Papa John's could close up to 250 stores if sales do not improve in the next six months, analyst says

  • So far in the third quarter, same-store sales are estimated to be down 10 to 11 percent.
  • Between 150 and 250 restaurants in noncore markets could be in danger of shuttering if Papa John's is unable to reignite its sales, says Stifel analyst Chris O'Cull.
  • Franchisees are currently receiving assistance from the company in the manner of reduced royalties, fees and commissary prices.
A Papa John's location in Denver
Hyoung Chang | Denver Post | Getty Images
A Papa John's location in Denver

Discounted pizzas and financial aid for franchisees aren't doing much to curb Papa John's sales woes.

According to recent checks by Stifel, Papa John's same-store sales remain under pressure in the third quarter and, if they do not improve, store closures won't be far behind.

In July, same-store sales at the beleaguered pizza chain plunged 10.5 percent after it came to light that Papa John's founder had used a racially charged slur on a conference call. That trend continued in August.

So far in the third quarter, same-store sales are estimated to be down 10 to 11 percent, according to analyst Chris O'Cull.

"We are surprised the company's aggressive promotions the past several weeks have not curtailed the sales declines and we believe if the trend persists that it could lead to accelerating store closures during the next six months," O'Cull wrote in a research note Thursday.

O'Cull predicts that between 150 and 250 restaurants in noncore markets, the West Coast and Northeast, could be in danger of shuttering if Papa John's is unable to reignite its sales.

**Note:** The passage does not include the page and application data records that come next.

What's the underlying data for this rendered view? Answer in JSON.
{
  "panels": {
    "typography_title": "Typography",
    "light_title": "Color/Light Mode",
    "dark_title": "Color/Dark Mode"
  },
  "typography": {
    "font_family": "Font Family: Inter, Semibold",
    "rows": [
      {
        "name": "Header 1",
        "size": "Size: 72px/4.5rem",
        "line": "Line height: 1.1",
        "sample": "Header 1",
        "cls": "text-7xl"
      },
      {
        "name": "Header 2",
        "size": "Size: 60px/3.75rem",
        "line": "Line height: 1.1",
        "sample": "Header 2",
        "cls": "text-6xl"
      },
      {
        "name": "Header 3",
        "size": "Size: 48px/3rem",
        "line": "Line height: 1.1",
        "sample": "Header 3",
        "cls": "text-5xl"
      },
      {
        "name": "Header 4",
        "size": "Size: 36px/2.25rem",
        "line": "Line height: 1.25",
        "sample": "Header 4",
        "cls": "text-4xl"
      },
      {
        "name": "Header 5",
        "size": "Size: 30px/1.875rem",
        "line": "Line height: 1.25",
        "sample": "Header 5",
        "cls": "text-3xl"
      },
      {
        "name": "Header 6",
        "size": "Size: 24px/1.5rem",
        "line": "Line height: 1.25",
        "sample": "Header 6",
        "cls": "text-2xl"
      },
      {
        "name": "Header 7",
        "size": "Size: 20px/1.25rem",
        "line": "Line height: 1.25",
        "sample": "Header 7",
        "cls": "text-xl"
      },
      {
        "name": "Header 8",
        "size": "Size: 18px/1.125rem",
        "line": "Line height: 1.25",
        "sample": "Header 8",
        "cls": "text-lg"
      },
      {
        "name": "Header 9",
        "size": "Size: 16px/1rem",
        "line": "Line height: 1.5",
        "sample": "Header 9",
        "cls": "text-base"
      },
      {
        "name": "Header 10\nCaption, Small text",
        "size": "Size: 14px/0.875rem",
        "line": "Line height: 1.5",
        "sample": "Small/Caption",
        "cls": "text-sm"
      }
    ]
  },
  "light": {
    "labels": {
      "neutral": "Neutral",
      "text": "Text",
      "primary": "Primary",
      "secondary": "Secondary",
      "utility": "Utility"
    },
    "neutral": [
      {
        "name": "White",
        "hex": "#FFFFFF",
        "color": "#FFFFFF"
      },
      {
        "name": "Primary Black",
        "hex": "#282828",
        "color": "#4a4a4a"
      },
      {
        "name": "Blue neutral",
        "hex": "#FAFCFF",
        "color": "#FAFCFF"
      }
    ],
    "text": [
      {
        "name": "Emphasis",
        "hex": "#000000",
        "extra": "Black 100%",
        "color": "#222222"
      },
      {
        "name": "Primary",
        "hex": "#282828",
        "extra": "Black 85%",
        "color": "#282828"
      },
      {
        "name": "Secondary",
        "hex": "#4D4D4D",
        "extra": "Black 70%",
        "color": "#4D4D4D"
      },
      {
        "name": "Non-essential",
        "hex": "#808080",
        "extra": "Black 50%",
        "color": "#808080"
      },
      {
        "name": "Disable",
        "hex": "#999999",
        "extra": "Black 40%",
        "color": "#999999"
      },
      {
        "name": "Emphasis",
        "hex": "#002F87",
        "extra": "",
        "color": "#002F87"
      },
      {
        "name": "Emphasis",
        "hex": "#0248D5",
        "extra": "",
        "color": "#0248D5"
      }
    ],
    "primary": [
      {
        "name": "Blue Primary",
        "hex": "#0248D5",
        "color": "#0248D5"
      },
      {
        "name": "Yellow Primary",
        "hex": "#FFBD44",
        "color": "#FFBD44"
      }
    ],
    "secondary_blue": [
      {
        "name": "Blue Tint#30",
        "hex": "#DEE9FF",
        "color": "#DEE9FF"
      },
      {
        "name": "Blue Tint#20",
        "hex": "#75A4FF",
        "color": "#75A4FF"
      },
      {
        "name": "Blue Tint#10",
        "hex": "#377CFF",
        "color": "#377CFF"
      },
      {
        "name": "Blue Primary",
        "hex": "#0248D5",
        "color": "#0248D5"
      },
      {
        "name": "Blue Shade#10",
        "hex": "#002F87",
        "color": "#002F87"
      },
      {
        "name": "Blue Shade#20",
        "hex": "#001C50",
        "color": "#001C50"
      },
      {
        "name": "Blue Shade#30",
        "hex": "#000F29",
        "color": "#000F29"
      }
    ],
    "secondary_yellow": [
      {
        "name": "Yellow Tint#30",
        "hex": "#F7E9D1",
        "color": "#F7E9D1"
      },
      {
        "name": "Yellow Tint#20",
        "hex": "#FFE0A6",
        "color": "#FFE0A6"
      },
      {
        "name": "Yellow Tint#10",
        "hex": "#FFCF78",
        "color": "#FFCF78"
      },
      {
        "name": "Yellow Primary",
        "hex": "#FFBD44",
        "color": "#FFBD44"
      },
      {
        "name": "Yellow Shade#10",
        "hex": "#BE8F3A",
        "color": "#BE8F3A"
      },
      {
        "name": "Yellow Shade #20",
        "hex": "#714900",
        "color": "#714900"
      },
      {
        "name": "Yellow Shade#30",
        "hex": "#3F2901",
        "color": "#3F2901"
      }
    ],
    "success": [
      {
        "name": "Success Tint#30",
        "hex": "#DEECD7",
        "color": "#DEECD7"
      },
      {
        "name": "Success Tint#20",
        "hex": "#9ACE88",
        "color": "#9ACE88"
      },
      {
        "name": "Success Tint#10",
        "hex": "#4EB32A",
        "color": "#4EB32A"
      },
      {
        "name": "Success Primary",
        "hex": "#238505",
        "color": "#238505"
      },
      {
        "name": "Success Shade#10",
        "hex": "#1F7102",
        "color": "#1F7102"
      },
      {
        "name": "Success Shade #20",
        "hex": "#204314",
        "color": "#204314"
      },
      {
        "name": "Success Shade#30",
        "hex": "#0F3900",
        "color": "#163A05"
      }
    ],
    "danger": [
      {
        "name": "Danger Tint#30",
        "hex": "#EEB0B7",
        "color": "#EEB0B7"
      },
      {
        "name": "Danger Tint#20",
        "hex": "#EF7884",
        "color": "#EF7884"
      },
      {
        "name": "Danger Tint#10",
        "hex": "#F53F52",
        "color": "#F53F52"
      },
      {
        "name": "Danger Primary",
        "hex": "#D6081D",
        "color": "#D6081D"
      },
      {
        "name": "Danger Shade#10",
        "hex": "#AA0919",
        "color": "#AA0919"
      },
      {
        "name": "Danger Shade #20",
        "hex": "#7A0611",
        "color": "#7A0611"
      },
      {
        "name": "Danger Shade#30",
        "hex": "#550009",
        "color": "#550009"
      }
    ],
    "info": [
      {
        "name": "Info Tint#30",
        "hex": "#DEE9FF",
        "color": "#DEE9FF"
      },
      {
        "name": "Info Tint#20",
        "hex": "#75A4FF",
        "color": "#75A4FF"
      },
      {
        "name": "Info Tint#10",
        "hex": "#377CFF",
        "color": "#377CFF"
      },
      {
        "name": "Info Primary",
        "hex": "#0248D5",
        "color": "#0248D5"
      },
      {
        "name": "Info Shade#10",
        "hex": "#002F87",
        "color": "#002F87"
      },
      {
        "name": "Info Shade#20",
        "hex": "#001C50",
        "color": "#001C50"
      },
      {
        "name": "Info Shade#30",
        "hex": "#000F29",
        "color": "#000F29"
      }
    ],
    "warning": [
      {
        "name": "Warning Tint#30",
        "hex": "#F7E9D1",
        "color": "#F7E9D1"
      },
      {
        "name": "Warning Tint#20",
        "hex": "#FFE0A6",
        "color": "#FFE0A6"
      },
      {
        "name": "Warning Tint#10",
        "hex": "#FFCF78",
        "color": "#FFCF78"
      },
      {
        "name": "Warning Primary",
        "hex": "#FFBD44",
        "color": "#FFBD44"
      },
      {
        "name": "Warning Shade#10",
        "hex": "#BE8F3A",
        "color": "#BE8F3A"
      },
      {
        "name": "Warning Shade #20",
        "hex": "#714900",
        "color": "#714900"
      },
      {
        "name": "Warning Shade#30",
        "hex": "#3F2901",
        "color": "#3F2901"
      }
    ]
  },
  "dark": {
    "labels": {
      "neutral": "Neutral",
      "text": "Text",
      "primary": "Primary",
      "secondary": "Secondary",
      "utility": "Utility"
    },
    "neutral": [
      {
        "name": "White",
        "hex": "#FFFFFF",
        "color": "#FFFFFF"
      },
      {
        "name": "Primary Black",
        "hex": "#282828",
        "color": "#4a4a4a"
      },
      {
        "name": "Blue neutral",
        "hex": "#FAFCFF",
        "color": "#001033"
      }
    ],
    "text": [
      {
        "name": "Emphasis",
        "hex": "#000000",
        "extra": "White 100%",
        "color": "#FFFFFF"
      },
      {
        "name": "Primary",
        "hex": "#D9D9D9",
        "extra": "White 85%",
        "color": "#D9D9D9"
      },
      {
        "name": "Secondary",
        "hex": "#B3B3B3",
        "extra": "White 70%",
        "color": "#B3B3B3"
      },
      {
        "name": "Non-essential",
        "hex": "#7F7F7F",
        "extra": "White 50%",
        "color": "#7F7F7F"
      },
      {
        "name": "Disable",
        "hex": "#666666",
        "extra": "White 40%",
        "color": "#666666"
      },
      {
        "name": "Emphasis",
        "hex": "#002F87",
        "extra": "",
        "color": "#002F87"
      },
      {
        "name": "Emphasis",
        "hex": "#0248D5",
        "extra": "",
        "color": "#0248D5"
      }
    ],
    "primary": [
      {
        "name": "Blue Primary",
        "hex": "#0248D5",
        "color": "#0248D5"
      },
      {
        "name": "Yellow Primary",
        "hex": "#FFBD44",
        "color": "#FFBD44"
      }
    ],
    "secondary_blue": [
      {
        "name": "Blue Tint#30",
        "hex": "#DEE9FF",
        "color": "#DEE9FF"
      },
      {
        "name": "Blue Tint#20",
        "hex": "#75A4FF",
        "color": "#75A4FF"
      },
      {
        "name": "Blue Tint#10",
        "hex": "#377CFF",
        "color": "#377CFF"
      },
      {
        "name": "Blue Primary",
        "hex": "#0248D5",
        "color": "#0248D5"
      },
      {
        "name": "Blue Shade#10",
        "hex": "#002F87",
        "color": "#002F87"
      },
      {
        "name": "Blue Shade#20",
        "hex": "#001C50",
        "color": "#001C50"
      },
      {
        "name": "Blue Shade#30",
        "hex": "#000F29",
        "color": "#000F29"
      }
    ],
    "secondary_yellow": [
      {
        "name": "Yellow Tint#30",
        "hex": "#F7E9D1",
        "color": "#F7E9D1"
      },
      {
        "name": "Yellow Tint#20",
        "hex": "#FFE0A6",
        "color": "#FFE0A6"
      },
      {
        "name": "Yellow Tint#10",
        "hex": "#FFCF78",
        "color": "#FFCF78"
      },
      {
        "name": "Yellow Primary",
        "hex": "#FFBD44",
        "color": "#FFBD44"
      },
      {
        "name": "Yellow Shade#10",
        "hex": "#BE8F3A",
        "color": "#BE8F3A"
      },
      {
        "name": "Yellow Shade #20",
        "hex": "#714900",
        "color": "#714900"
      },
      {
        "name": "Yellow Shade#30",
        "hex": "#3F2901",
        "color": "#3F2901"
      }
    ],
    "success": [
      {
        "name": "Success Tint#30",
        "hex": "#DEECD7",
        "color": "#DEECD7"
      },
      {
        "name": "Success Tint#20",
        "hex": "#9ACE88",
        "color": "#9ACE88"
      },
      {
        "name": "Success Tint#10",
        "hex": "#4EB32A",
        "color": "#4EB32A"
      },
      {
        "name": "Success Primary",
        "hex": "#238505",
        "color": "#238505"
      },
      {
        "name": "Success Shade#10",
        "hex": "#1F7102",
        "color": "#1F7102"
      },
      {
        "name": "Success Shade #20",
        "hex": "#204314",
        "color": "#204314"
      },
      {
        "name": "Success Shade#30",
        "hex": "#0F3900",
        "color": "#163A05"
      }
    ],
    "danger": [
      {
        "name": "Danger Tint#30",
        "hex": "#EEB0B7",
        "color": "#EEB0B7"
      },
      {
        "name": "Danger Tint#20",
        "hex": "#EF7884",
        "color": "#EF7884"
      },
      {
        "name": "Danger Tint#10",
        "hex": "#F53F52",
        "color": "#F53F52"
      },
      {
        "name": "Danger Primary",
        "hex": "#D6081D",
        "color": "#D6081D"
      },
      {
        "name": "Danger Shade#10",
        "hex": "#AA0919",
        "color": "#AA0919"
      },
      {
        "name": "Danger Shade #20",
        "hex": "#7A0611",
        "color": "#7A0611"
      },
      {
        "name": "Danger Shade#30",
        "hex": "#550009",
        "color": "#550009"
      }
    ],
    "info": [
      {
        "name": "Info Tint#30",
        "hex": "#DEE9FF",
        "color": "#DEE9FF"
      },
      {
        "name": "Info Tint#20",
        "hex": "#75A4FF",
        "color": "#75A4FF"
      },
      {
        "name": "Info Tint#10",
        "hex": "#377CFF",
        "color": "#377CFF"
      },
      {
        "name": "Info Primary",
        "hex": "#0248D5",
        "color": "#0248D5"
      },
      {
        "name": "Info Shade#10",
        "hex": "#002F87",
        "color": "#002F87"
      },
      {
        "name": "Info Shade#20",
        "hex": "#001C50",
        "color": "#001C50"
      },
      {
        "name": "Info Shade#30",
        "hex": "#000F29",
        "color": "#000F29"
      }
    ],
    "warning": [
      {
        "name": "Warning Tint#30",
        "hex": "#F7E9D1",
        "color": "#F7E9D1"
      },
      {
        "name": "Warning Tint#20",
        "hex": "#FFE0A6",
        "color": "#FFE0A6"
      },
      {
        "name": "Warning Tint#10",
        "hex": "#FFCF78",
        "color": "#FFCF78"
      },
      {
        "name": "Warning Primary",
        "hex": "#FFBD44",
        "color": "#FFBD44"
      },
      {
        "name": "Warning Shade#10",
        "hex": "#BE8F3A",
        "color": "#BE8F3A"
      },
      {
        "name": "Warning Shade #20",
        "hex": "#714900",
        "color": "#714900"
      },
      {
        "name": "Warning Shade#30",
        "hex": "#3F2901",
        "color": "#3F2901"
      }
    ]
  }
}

And store closures would have much bigger implications than just lost royalty revenue. Papa John's relies heavily on its in-house commissary sales, what it charges franchisees for ingredients. In the first half of the year, these sales represented about 35 percent of Papa John's profits.

With fewer locations, Papa John's may be forced to raise its commissary prices in order to make up the difference. However, franchisees are already struggling because of the weaker sales and are currently receiving assistance from the company in the manner of reduced royalties, fees and commissary prices.

Papa John's runs the risk of shuttering more stores if franchisees are unable to pay for ingredients.

"We concede new branding, marketing and value efforts, which are expected to debut in the [fourth quarter], could help stabilize the fundamentals, thus limiting the need for some franchisees to close units," O'Cull said. "There is also the possibility management could extend franchisee financial assistance measures to next year."

As consumers flee Papa John's, a big piece of the more than $41 billion quick-service pizza category is ripe for the taking — and it's up to Domino's and Pizza Hut to seize the opportunity.

In 2017, Domino's controlled 14.2 percent of pizza sales, according to a report by Mark Kalinowski, CEO of Kalinowski Equity Research. Pizza Hut had 13.2 percent of the market, and Papa John's held onto 7.2 percent.

By the end of 2018, Kalinowski forecasts that Domino's market share will surpass 15 percent and Papa John's will slip below 7 percent. He said that Pizza Hut's market share would remain flat.

Data from Earnest Research suggests that Papa John's has lost about 5 percent of its market share to Domino's and Pizza Hut since October 2017, when Schnatter made disparaging comments about how the National Football League handled player protests that occurred during the national anthem.

Representatives for Papa John's did not immediately respond to CNBC's request for comment.